Your instructions:
Exact copies of the lines from the line containing "Parse this screenshot: output" through the last line of the entries below are the whole answer.

== Records supplied ==

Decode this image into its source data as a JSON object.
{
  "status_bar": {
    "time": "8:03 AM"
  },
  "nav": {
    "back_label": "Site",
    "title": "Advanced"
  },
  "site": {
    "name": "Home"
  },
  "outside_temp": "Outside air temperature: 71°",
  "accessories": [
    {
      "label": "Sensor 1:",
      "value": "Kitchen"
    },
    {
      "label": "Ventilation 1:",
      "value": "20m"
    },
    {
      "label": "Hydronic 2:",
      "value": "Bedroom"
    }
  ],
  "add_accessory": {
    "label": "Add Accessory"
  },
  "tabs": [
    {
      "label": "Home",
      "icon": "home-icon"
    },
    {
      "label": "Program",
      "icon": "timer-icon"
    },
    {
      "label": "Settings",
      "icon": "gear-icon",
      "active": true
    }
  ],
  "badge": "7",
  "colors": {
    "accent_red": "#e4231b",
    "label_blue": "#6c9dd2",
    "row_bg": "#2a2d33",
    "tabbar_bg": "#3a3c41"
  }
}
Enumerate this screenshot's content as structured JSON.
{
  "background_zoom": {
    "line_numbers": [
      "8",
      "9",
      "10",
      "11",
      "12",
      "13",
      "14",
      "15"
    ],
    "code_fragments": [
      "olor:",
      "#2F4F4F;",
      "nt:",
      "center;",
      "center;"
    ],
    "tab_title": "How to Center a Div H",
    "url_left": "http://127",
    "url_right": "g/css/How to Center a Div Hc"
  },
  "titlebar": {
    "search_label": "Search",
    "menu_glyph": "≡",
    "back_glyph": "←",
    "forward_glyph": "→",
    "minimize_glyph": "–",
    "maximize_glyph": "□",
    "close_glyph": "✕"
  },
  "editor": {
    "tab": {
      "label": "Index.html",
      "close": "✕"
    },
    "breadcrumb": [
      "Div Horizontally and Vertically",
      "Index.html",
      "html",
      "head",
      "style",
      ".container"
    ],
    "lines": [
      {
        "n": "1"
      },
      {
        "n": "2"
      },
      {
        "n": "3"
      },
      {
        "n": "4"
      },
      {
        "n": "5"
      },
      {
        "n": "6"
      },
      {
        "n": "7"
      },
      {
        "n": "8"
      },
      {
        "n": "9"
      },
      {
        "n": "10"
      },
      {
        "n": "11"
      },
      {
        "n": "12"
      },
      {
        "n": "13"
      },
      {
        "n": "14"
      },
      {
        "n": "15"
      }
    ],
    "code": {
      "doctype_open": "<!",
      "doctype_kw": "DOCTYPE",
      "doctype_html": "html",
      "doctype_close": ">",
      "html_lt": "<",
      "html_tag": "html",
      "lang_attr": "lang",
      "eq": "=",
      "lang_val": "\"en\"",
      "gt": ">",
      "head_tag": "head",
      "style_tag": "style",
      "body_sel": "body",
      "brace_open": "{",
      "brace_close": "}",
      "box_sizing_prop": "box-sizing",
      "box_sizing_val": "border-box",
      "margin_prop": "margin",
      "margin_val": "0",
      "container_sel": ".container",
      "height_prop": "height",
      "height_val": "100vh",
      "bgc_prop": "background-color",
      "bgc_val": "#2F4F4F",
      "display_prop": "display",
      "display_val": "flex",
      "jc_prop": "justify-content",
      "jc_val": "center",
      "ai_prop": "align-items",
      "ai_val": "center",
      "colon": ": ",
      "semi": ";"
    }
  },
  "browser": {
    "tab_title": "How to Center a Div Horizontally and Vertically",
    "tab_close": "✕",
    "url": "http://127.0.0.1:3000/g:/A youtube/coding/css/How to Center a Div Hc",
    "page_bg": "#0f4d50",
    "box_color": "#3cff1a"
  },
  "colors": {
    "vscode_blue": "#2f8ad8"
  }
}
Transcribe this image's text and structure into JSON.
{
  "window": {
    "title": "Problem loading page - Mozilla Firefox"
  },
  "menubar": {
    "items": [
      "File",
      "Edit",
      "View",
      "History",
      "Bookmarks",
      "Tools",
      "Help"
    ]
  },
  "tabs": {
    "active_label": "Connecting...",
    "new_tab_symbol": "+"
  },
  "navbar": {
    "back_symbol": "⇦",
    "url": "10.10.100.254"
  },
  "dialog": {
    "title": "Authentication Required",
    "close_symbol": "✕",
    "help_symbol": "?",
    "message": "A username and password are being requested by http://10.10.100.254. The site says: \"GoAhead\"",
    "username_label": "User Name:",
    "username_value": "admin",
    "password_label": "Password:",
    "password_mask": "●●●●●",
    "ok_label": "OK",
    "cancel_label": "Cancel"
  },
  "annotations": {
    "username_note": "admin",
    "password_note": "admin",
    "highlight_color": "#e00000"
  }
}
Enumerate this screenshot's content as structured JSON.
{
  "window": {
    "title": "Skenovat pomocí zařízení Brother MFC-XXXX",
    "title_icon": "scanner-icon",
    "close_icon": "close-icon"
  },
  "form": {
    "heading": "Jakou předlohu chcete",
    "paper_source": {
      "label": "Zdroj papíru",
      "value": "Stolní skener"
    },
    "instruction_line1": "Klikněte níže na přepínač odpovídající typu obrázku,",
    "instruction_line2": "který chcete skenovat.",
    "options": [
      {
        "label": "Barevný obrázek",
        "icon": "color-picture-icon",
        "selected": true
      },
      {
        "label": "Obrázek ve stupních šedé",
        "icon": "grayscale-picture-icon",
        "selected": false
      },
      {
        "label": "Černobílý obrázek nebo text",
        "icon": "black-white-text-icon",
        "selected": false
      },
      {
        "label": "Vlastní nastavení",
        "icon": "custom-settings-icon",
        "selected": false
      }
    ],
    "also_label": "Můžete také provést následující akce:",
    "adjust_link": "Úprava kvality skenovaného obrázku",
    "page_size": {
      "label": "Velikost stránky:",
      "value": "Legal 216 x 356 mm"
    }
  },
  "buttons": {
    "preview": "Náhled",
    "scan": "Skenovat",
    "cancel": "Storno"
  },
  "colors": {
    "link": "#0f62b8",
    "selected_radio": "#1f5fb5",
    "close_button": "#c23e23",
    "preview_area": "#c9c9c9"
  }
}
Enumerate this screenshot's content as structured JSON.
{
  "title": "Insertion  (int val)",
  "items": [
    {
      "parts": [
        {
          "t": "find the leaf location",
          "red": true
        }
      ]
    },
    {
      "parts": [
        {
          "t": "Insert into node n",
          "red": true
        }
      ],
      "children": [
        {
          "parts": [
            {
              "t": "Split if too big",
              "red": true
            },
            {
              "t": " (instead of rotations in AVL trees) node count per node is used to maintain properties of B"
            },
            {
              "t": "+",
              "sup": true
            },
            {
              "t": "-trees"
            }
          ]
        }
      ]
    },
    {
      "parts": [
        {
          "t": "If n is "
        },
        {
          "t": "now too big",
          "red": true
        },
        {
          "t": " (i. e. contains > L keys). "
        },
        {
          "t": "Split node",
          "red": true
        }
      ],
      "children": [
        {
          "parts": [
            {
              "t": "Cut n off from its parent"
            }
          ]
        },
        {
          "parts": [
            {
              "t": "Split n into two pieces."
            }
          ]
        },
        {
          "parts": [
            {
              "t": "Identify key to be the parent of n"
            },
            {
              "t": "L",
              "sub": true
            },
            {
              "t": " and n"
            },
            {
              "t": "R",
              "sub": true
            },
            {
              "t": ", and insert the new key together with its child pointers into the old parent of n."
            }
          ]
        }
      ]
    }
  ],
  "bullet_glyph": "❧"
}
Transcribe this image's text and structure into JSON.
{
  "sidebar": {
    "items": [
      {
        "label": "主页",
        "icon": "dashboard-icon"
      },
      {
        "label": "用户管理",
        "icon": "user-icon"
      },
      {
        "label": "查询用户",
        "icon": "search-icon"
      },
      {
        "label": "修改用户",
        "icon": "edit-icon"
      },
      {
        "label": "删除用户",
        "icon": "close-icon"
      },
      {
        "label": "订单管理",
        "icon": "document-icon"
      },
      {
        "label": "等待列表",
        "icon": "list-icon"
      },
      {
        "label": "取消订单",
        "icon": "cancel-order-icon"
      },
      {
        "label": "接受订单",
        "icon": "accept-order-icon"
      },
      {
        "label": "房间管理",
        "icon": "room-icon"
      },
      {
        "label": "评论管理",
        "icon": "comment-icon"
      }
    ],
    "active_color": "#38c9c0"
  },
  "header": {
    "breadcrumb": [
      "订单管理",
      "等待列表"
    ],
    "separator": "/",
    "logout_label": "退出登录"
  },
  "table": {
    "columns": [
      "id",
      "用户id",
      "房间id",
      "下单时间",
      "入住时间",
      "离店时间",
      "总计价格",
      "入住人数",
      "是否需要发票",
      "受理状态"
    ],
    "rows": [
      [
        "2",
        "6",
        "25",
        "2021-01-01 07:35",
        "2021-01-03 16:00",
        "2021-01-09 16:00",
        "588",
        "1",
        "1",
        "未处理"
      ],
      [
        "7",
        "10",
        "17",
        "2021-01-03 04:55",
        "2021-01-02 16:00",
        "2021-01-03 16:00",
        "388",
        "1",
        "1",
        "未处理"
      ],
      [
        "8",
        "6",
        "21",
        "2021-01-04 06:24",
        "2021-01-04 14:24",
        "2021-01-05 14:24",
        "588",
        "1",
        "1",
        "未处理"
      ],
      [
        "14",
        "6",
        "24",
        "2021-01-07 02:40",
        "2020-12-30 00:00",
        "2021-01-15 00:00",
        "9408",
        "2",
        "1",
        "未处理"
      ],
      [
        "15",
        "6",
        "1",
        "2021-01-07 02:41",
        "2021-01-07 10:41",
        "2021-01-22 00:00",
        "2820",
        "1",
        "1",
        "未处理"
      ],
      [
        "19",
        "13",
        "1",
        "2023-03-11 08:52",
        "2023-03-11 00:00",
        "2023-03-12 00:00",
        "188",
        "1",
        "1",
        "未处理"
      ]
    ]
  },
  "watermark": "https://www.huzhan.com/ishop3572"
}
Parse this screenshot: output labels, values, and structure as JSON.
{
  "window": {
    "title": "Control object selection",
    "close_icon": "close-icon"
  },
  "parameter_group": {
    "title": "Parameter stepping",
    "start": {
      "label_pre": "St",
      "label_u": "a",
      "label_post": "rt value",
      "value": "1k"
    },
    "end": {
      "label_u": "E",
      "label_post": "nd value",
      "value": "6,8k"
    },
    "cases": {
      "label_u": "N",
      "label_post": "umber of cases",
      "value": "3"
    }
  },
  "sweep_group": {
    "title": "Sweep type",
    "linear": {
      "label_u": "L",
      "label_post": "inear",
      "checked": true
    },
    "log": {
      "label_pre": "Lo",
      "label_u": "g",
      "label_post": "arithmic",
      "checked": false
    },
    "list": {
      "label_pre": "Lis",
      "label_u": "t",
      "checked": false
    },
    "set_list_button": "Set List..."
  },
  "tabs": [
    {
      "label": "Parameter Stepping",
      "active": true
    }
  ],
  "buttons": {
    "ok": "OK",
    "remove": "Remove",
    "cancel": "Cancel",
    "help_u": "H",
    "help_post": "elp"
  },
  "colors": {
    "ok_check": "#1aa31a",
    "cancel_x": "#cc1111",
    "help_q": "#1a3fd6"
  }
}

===

Solution to this task:
Parse this screenshot: output labels, values, and structure as JSON.
{
  "window": {
    "title": "Control object selection",
    "close_icon": "close-icon"
  },
  "parameter_group": {
    "title": "Parameter stepping",
    "start": {
      "label_pre": "St",
      "label_u": "a",
      "label_post": "rt value",
      "value": "1k"
    },
    "end": {
      "label_u": "E",
      "label_post": "nd value",
      "value": "6,8k"
    },
    "cases": {
      "label_u": "N",
      "label_post": "umber of cases",
      "value": "3"
    }
  },
  "sweep_group": {
    "title": "Sweep type",
    "linear": {
      "label_u": "L",
      "label_post": "inear",
      "checked": true
    },
    "log": {
      "label_pre": "Lo",
      "label_u": "g",
      "label_post": "arithmic",
      "checked": false
    },
    "list": {
      "label_pre": "Lis",
      "label_u": "t",
      "checked": false
    },
    "set_list_button": "Set List..."
  },
  "tabs": [
    {
      "label": "Parameter Stepping",
      "active": true
    }
  ],
  "buttons": {
    "ok": "OK",
    "remove": "Remove",
    "cancel": "Cancel",
    "help_u": "H",
    "help_post": "elp"
  },
  "colors": {
    "ok_check": "#1aa31a",
    "cancel_x": "#cc1111",
    "help_q": "#1a3fd6"
  }
}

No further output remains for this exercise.